- _WHAT IS BEING ASKED_
For the entries below, report every line that includes the word "heading".

(Recorded data)
== == ==

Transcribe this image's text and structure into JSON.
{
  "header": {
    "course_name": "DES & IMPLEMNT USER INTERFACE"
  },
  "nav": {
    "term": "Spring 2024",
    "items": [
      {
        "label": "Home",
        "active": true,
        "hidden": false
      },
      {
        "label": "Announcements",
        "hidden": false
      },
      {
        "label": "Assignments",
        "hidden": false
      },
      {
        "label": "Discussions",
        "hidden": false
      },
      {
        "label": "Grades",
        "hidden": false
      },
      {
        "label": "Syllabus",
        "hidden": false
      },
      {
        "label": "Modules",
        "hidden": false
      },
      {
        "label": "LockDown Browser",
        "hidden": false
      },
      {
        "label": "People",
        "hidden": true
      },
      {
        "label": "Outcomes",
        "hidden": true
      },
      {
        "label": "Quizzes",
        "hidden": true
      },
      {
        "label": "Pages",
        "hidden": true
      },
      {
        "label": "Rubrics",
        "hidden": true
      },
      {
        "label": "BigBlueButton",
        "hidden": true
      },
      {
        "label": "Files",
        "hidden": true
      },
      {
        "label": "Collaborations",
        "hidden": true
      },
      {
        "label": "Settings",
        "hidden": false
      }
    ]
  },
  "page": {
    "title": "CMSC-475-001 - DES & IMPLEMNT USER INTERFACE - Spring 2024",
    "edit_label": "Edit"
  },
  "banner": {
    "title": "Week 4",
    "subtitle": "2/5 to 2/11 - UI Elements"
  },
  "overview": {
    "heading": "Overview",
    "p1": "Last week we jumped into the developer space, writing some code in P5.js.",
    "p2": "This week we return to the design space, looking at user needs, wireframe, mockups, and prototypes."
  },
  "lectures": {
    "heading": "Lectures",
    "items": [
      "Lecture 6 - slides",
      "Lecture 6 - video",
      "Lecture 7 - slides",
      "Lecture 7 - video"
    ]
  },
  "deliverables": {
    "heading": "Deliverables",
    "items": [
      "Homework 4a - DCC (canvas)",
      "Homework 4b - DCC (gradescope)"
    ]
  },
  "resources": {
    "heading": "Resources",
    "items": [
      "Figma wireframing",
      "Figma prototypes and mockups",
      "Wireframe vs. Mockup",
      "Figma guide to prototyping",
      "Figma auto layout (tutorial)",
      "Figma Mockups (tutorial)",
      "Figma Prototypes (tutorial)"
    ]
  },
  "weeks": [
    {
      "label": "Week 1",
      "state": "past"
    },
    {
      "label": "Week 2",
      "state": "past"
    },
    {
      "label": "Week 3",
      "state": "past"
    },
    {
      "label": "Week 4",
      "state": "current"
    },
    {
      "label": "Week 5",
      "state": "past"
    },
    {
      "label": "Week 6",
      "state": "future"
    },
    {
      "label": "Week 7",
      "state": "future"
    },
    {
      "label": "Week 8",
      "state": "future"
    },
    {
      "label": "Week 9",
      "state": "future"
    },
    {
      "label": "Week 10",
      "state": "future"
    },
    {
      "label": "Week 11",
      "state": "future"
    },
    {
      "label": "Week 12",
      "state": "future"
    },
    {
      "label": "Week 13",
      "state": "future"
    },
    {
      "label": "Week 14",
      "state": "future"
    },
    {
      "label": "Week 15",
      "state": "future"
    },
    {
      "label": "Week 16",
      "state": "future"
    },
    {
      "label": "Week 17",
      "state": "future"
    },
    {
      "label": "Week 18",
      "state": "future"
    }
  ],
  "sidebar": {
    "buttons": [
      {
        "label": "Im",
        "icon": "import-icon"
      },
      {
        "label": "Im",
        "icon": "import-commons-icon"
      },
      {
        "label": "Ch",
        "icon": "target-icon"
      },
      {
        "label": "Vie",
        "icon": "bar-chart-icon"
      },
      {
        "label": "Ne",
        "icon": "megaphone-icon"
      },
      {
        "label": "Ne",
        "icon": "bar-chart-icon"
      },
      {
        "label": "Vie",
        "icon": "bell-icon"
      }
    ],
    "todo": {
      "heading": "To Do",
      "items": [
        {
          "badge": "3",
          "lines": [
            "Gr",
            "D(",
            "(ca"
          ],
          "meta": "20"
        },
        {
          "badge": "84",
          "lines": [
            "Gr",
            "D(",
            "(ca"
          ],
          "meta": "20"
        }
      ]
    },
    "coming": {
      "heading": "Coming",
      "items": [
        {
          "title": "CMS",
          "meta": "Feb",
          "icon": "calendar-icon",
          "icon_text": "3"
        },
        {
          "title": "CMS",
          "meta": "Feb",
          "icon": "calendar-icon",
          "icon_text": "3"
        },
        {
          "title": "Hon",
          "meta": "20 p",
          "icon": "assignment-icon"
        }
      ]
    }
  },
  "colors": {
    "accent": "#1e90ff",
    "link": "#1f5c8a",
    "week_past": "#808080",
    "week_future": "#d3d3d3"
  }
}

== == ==

- _RESPONSE AREA_
    "heading": "Overview",
    "heading": "Lectures",
    "heading": "Deliverables",
    "heading": "Resources",
      "heading": "To Do",
      "heading": "Coming",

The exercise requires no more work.